MPs have warned heat-related deaths will treble by mid-century unless the Government takes action to tackle the dangers of soaring summer temperatures.
Without the Government developing a strategy to protect vulnerable people, such as the elderly, numbers dying from the heat could rise to 7,000 a year by 2050, a report from the parliamentary Environmental Audit Committee said.
The committee called on the Government to take action to ensure homes, hospitals, care homes, offices, cities, water supplies and transport networks can cope with rising temperatures.
Scientists have warned that climate change is making such heat extremes more likely, and the report comes as northern Europe swelters in a prolonged heatwave.
Wildfires in Greece have claimed the lives of at least 80 people, including Irishman Brian O’Callaghan-Westropp, who was there on honeymoon.
He and his new wife Zoe Holohan, who is in hospital after suffering burns to her head and hands, had flown to Greece on Saturday following their wedding in Co Meath two days earlier.
An amber “heat health watch” warning remains in place for parts of England, with people being warned to try to stay out of the sun between 11am and 3pm.
Following the driest first half of summer on record, farming leaders warned crops are being hit and livestock are having to be fed with feed that should be held for winter as grasslands are parched.
The dry spell has been most prolonged in East Anglia and south-east England where the last day of very widespread rainfall was seen on May 29.
Firefighters have urged the public to avoid “careless and reckless” behaviour during the ongoing heatwave as crews across the country deal with a high number of field fires.
The thunderstorms could lead to flooding of homes and businesses, difficult driving conditions and potential power cuts, the Met Office warned.
Scotland and Northern Ireland have been experiencing recent temperatures nearer normal for the time of year.

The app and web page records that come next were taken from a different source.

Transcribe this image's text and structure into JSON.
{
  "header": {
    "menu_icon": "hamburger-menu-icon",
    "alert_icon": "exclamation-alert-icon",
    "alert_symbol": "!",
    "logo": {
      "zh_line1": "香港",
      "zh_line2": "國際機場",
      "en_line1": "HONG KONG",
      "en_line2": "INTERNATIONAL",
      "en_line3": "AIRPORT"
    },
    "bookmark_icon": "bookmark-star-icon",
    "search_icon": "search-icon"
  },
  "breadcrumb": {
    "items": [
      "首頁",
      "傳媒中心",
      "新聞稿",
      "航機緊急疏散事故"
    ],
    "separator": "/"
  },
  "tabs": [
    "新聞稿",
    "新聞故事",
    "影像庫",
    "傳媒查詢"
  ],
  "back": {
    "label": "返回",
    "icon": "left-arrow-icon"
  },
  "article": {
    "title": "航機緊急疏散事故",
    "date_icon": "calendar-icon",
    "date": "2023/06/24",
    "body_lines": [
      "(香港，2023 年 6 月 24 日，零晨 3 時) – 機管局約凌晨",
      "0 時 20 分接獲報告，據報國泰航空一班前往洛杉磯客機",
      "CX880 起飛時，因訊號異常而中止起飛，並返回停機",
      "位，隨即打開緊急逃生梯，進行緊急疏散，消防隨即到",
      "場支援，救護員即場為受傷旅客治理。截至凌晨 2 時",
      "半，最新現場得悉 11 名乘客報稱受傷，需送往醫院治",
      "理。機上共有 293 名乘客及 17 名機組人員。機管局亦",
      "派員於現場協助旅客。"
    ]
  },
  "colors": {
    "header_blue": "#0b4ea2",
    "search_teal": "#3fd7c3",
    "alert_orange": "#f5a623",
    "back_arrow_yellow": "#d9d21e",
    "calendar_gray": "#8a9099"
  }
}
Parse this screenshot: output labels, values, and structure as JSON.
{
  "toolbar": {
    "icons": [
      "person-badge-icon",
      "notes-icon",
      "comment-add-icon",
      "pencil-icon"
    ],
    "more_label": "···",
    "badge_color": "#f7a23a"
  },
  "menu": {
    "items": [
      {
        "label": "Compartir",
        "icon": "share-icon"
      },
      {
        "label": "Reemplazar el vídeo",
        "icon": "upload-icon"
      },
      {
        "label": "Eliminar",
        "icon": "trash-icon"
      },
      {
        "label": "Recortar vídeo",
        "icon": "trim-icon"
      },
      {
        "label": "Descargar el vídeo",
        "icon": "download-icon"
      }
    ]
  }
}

Paul Gundersen, chief meteorologist at the Met Office, said: “If you’re looking for somewhere to escape the heat, western and northern areas will have pleasantly warm mid 20s Celsius, although across Northern Ireland and western Scotland this may be accompanied by occasionally cloudy skies.”